Records for this exercise START

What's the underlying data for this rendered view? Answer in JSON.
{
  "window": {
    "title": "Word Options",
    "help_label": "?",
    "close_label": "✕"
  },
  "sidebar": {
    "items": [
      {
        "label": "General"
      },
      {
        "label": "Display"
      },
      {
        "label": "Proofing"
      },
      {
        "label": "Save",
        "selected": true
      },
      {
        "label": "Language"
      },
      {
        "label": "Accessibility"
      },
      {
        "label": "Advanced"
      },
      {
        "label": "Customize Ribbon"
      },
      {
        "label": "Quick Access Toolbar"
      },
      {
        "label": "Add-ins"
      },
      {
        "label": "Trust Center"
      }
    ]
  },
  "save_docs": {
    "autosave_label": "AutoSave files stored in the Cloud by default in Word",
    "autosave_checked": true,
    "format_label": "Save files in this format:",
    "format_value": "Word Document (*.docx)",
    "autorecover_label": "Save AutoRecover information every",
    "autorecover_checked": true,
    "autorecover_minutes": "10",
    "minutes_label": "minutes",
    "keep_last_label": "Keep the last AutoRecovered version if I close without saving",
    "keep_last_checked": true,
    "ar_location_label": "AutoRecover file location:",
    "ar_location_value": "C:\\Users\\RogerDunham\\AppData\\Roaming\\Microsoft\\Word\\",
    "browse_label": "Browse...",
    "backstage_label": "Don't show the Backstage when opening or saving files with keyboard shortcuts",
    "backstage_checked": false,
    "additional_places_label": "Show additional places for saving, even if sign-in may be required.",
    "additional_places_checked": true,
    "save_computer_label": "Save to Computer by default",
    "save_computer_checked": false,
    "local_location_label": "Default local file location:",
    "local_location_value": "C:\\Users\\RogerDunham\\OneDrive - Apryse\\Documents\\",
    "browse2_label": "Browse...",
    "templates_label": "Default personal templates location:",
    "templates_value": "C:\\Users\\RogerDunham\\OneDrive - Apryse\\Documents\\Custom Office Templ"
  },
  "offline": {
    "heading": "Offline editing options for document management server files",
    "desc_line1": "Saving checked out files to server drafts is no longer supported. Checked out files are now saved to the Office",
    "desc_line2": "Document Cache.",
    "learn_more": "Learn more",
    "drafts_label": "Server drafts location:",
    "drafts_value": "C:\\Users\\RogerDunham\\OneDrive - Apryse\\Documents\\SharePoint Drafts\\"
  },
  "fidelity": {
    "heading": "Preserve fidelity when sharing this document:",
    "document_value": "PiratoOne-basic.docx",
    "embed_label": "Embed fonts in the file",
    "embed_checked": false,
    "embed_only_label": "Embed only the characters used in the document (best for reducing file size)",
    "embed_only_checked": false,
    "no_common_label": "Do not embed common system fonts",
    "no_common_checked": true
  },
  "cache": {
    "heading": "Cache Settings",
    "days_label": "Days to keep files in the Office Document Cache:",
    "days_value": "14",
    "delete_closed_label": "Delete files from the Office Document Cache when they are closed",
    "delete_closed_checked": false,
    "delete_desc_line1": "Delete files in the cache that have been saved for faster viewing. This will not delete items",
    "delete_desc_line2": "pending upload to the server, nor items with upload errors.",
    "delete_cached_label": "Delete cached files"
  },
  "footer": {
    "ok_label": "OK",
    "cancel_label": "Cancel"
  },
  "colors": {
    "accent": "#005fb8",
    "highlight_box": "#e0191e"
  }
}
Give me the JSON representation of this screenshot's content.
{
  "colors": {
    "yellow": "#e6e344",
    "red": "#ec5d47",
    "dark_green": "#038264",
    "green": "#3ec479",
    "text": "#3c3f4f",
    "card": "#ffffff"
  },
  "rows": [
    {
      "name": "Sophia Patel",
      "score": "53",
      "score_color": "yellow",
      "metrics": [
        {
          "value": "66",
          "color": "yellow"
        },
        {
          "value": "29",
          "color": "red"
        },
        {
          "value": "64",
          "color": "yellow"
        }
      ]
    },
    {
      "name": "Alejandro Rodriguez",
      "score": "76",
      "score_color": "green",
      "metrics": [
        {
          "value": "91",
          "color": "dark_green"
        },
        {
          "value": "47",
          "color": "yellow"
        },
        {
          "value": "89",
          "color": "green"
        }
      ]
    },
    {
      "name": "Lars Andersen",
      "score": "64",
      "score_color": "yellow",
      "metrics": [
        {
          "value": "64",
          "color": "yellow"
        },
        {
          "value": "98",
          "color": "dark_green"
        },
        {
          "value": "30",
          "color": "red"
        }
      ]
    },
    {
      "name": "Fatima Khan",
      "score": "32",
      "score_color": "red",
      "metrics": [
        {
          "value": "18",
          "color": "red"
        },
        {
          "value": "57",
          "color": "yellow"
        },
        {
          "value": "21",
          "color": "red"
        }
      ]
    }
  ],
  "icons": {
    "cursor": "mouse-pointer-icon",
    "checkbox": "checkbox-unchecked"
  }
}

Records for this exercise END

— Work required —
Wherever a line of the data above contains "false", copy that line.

— Answer for this exercise —
    "backstage_checked": false,
    "save_computer_checked": false,
    "embed_checked": false,
    "embed_only_checked": false,
    "delete_closed_checked": false,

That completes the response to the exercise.